The mass deployment of smart technologies is transforming the traditional electricity grid system into a smart grid. But, this spending boom has outpaced the adoption of industry-wide safety and security best practices – leaving the sector vulnerable to cyberattacks and significant financial losses.
The Smart Grid Risk Snapshot, released today by the World Economic Forum, shows what is at stake, highlighting how much attacks on a smart grid would cost and outlining risk-mitigation strategies.

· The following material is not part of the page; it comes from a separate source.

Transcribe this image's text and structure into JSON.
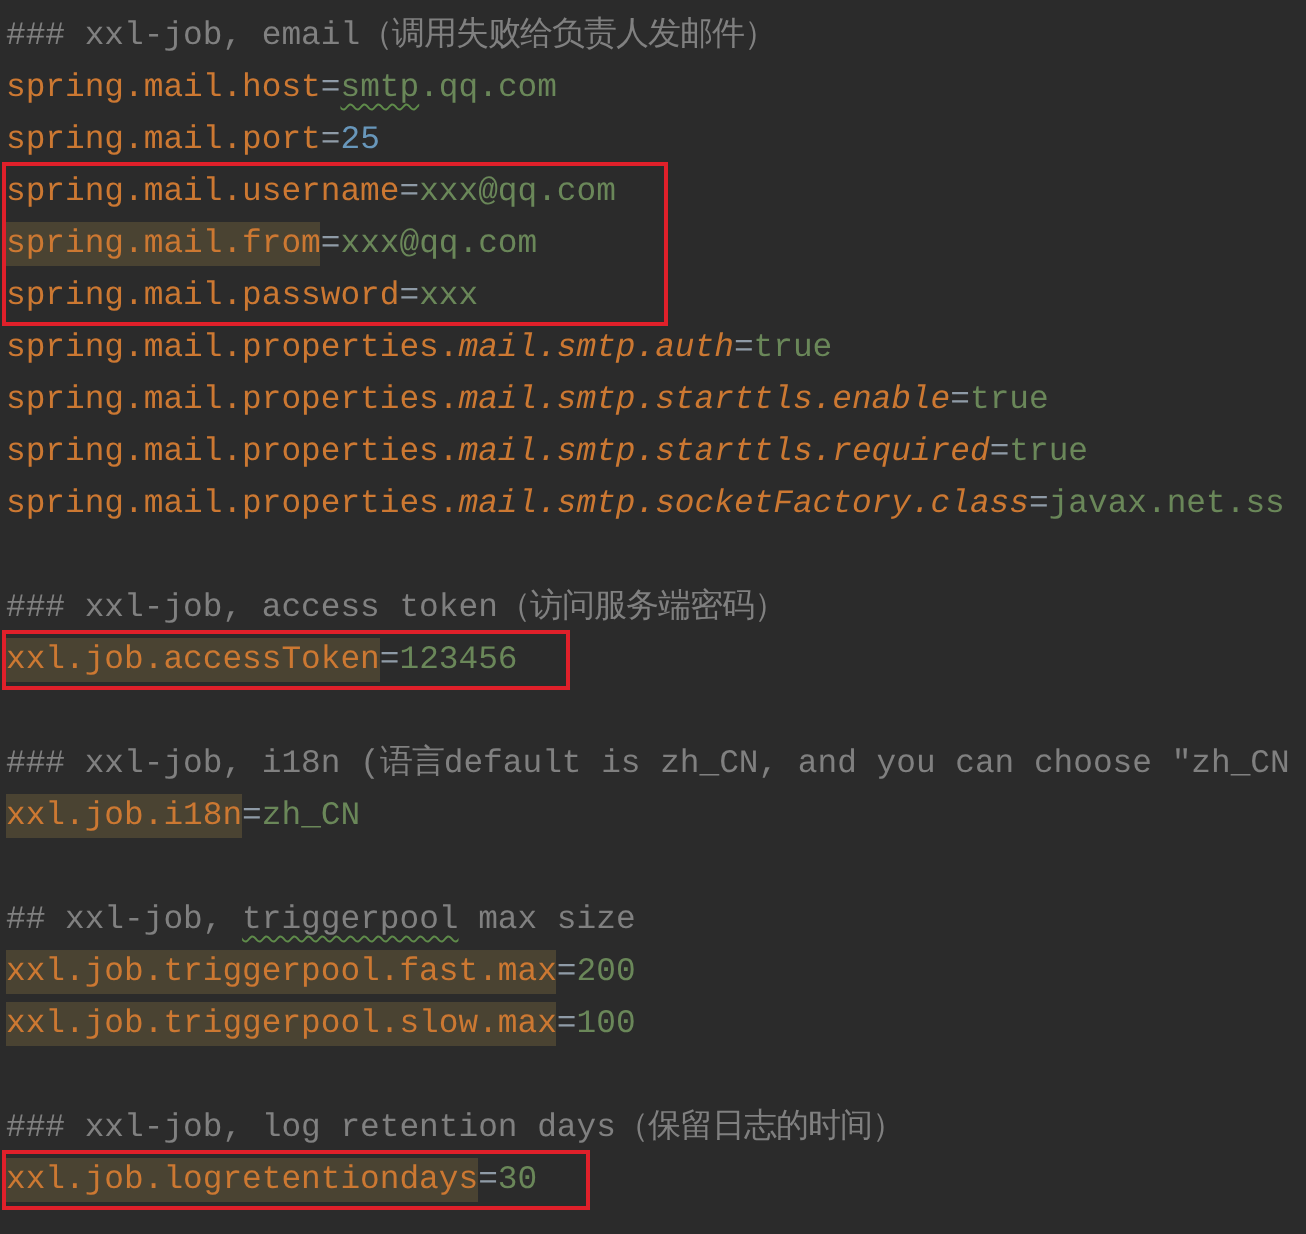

The utility and energy sector ranks the second highest in terms of predicted losses per company from a cyberattack, with an estimated $17.2 million per company per year. The financial services industry takes the top spot with an estimated $18.2 million in losses per company per year from cybercrime. The cost of a cyberattack on the smart power grid in the United States, for example, could be $1 trillion – roughly eight times the cost of the Fukushima nuclear disaster clean-up. A six-hour winter blackout in France could result in over $1.7 billion in damages.

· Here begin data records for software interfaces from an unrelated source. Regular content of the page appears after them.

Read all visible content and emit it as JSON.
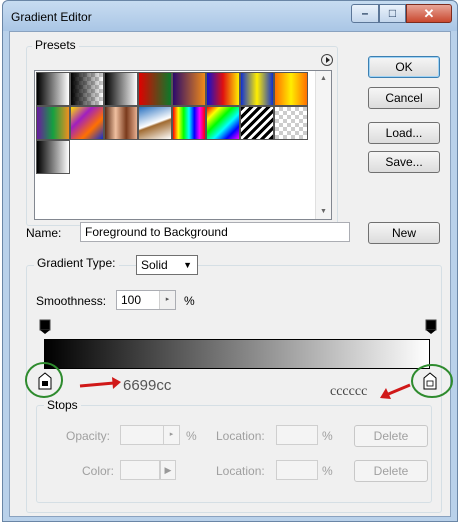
{
  "window": {
    "title": "Gradient Editor",
    "controls": {
      "minimize": "–",
      "maximize": "□",
      "close": "✕"
    }
  },
  "presets": {
    "legend": "Presets",
    "menu_icon": "flyout-menu-icon",
    "swatches": [
      {
        "name": "foreground-to-background",
        "css": "linear-gradient(to right,#000,#fff)"
      },
      {
        "name": "foreground-to-transparent",
        "css": "linear-gradient(to right,#000,rgba(0,0,0,0)),repeating-conic-gradient(#ccc 0 25%,#fff 0 50%) 0 0/8px 8px"
      },
      {
        "name": "black-white",
        "css": "linear-gradient(to right,#000,#fff)"
      },
      {
        "name": "red-green",
        "css": "linear-gradient(to right,#e00000,#0a7a2a)"
      },
      {
        "name": "violet-orange",
        "css": "linear-gradient(to right,#2b0a6b,#f08a18)"
      },
      {
        "name": "blue-red-yellow",
        "css": "linear-gradient(to right,#1010d0,#e01010,#ffee00)"
      },
      {
        "name": "blue-yellow-blue",
        "css": "linear-gradient(to right,#1030d0,#ffee00,#1030d0)"
      },
      {
        "name": "orange-yellow-orange",
        "css": "linear-gradient(to right,#ff7000,#ffee00,#ff7000)"
      },
      {
        "name": "violet-green-orange",
        "css": "linear-gradient(to right,#6a1aa0,#14a040,#f09020)"
      },
      {
        "name": "yellow-violet-orange-blue",
        "css": "linear-gradient(135deg,#ffe000,#a020c0,#ff7000,#1030d0)"
      },
      {
        "name": "copper",
        "css": "linear-gradient(to right,#5a2a14,#f0c0a0,#7a3a1c,#e8b090)"
      },
      {
        "name": "chrome",
        "css": "linear-gradient(160deg,#2870c0,#fff 50%,#a06a30 55%,#fff)"
      },
      {
        "name": "spectrum",
        "css": "linear-gradient(to right,#f00,#ff0,#0f0,#0ff,#00f,#f0f,#f00)"
      },
      {
        "name": "transparent-rainbow",
        "css": "linear-gradient(135deg,#f00,#ff0,#0f0,#0ff,#00f,#f0f)"
      },
      {
        "name": "transparent-stripes",
        "css": "repeating-linear-gradient(135deg,#000 0 3px,#fff 3px 6px)"
      },
      {
        "name": "neutral-density",
        "css": "repeating-conic-gradient(#ccc 0 25%,#fff 0 50%) 0 0/8px 8px"
      },
      {
        "name": "black-to-white",
        "css": "linear-gradient(to right,#000,#fff)"
      }
    ]
  },
  "buttons": {
    "ok": "OK",
    "cancel": "Cancel",
    "load": "Load...",
    "save": "Save...",
    "new": "New"
  },
  "name_field": {
    "label": "Name:",
    "value": "Foreground to Background"
  },
  "gradient": {
    "type_label": "Gradient Type:",
    "type_value": "Solid",
    "smoothness_label": "Smoothness:",
    "smoothness_value": "100",
    "smoothness_unit": "%",
    "start_color": "#000000",
    "end_color": "#ffffff"
  },
  "annotations": {
    "left_color": "6699cc",
    "right_color": "cccccc"
  },
  "stops": {
    "legend": "Stops",
    "opacity_label": "Opacity:",
    "opacity_unit": "%",
    "location_label": "Location:",
    "location_unit": "%",
    "color_label": "Color:",
    "delete_label": "Delete"
  }
}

“Fast-paced investment in IoT has brought the industry to an inflection point,” said Karime Kuri Tiscareno, project lead, Internet of Things, World Economic Forum.” “IoT is changing the way electricity systems operate and introducing clear benefits to consumers and companies. But, at the same time, it is opening new areas of risk. If decision-makers and industry players accelerate its implementation without proper safeguards, we will see large financial losses impacting the whole of society.”
Worldwide spending on IoT is forecast to reach $1.2 trillion in 2020. To put that into context, spending on IoT will be more than double the spend on digital advertising ($500 billion) and more than half the total spend on defence ($2 trillion). Utilities rank fourth among the industries forecast to spend the most and the demand shows no sign of slowing down as smart grid benefits become hard to ignore.
To help companies plan for and prevent these risks, the Smart Grid Risk Snapshot outlines the top three ways businesses can mitigate risk.
Balance priorities. Priorities need to balance innovation, adaptability, agility and efficiency with safety, investment, resiliency and security. A lopsided approach will result in increased risk. These eight priorities have been highlighted by industry experts who contributed to the research.
Implement proactive safeguards and internal risk management: Proactive safeguards and internal risk management for IoT technology, including top-level accountability and information sharing, is necessary as companies develop increasing dependences on data-driven automated systems.
Create an organizational culture of awareness. Insurance data shows two-thirds of cyber insurance claim incidents are the direct result of employee behaviour, for example, negligence leading to lost devices. Talent shortages, skill deficits and employee engagement also contribute to the bulk of financial losses so far from cybercrime. All-level employee education of cyber risk, not just building firewalls, will prevent most of the strain currently on the industry, according to the report.
With approximately one-third of all energy consumption growth by 2040 coming from buildings, the bulk of this energy consumption will come specifically from electricity. The Smart Grid Risk Snapshot spotlights how IoT deployment in the electricity sector can reduce emissions. In Australia, a full smart tech implementation could reduce emissions by 25%. The Edge building in Amsterdam, for example, uses smart grid technology to create adaptable and intelligent work spaces. Over a period of 10 years, the building will save 42 million kg of CO2, the equivalent of taking approximately 8,200 cars off the road for one year.
“A massive adoption of internet enabled devices is an inevitable change to our society and is key to the digitalized, green energy transition,” said Thomas Egebo, President & CEO of Energinet. “The reality of smart grids is that we are adopting a systems approach based on the many as opposed to a few. For example, many distributed assets versus a few powerplants, many micro transactions versus a few aggregated transactions. Digital authentication and access delegation must be adapted to this new reality. The cyber security threat is very real. The good news is that the technology already exists, all we have to do is implement it at scale”
“Safe and responsible IoT deployment across the electricity grid can lead to a reduction in greenhouse gases, efficient resource management and consumer cost savings,” Kuri said. “But, the industry needs to collectively address the risks to ensure that innovation can scale and accelerate the benefits for all of society.”
Market forces could play a critical role in helping establish and catalyse new norms and best practices for the security of industrial IoT devices and systems. Lower insurance premiums prompted millions of business and consumers to install fire and security systems. Through this project, financial incentive structures–tying minimum security standards and practices to the sale and pricing of cyber insurance policies or to capital investment decision-making – will be applied to industrial IoT deployments across industries.
During the past year, more than 24 companies, governments, organizations and universities have collaborated with the Centre for the Fourth Industrial Revolution to co-design the Industrial IoT Safety and Security Protocol. This first-of-its-kind policy framework generates an understanding of how insurance can facilitate the improvement of industrial IoT security design, implementation and maintenance practices. It also sets forth a universal set of security best practices that should be incorporated in all industrial IoT deployments. The Protocol is now being implemented and tested across industries, starting with the aviation and electricity sectors.